You’ve probably already figured javap out already: the tool included with Java that disassembles .class files and prints out the bytecode in text. Krakatau is an awesome tool written in python that does this too, but ALSO WILL VERIFY YOUR CODE AND PRINT OUT DETAILED MESSAGES (MUST use an old version, e.g. 3724c05ba11ff6913c01ecdfe4fde6a0f246e5db). Here’s where this comes in handy. Sometimes the JVM gives us really helpful VerifyErrors, like here:

From reading the error, we can probably figure out what’s going on, because we see exactly where the problem is: in class Test, method

That's really really unhelpful, because it turns out that this method, handleReplicate, is huge, and all that it tells us is that somewhere in this method, there’s an incompatible argument to a function. Why wouldn’t it give us all of the helpful information in this error that it does above (with the exact location, and expected stack frame)? We might try to do javap and look at this method and try to figure out what’s going on, but, there might be dozens or hundreds of call sites in it, and carefully inspecting each to see where the invalid call is is annoying.
Enter Krakatau: Instead of using javap to disassemble this class, let’s try using it:

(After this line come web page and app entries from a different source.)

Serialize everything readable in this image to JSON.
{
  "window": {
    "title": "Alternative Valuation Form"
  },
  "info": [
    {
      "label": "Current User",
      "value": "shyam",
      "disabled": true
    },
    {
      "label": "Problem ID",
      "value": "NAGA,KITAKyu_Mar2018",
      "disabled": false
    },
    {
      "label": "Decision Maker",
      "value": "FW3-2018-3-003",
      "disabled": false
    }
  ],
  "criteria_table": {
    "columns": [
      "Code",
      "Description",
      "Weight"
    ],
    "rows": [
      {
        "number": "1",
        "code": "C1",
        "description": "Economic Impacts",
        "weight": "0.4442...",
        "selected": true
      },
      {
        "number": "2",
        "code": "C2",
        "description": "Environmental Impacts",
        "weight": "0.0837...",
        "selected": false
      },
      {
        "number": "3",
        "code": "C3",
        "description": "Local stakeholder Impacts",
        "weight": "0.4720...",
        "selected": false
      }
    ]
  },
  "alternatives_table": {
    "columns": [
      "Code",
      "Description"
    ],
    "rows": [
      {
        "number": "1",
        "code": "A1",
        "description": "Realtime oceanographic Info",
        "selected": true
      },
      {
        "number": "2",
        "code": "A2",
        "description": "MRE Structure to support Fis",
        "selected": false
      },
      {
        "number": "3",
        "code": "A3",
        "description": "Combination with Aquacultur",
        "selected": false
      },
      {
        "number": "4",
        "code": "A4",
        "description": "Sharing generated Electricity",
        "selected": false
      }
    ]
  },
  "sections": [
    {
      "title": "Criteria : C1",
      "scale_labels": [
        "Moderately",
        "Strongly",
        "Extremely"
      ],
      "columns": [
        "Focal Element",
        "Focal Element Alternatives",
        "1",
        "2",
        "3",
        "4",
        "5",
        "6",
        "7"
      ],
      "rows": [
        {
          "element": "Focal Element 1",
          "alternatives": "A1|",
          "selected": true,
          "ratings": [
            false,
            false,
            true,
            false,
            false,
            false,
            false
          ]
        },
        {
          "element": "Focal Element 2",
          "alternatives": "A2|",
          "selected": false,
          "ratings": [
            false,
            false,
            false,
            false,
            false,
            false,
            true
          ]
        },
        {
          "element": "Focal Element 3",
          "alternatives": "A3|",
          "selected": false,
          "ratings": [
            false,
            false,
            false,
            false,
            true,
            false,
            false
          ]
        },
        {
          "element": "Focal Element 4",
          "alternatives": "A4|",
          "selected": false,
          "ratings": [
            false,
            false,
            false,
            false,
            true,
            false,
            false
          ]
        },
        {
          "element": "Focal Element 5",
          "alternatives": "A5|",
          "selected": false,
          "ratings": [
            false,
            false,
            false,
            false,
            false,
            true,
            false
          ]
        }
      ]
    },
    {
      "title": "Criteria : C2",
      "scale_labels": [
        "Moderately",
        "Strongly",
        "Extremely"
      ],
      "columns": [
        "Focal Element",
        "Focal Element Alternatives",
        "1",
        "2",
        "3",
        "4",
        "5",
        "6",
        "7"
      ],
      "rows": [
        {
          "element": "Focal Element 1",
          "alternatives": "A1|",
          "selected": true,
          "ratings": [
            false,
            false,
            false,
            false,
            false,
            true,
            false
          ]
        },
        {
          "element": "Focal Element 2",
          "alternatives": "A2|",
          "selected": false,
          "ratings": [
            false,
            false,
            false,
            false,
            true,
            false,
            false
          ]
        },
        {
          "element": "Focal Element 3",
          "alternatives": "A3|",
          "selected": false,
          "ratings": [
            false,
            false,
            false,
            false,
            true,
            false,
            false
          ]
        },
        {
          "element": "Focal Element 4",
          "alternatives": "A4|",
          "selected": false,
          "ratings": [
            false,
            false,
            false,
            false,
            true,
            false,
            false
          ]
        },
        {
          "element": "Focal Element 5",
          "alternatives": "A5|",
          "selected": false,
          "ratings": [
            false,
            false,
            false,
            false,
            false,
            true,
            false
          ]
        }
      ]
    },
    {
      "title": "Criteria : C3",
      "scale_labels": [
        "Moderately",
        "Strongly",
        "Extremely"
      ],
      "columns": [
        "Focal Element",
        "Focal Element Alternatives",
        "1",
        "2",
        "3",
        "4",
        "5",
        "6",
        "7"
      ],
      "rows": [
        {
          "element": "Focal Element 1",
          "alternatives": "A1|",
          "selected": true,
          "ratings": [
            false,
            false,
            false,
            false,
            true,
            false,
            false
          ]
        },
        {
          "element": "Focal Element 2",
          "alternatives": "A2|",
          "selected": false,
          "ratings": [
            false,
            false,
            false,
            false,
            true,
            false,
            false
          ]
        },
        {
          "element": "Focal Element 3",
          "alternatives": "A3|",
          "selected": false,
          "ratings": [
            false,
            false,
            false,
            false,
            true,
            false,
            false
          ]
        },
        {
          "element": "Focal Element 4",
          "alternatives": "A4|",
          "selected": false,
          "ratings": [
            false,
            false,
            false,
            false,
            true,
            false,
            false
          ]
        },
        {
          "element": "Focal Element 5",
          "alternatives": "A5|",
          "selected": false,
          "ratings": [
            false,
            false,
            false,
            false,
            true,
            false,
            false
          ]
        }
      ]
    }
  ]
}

Now, we know specifically which invocation was causing the problem (at bytecode offset 817 in that method), and what the stack and locals are at that point that the verifier is calculating. Then, we can look in our instrumentation and see why we are generating this invalid code.

Dragons not to mess with

If you’re trying to instrument every class, you’ll quickly find that there are some things that you just can’t touch. The JVM has hardcoded offsets to some fields of some classes (namely, Object, Short, Byte, Boolean, StackTraceElement, perhaps a few others), and if you instrument these classes and this changes the layout of these fields, you’ll have a bad day. You might get around this by storing whatever auxiliary data you wanted for these types using JVMTI Object Tagging, or a WeakHashMap. Moreover, there are SOME things that you can do to these classes (you can definitely get away with adding a single boolean or byte field to Byte, Boolean, Short and Character, for instance…).

What are your Java instrumentation tips?

Do you have any other debugging techniques for Java bytecode instrumentation? Feel free to share in comments below!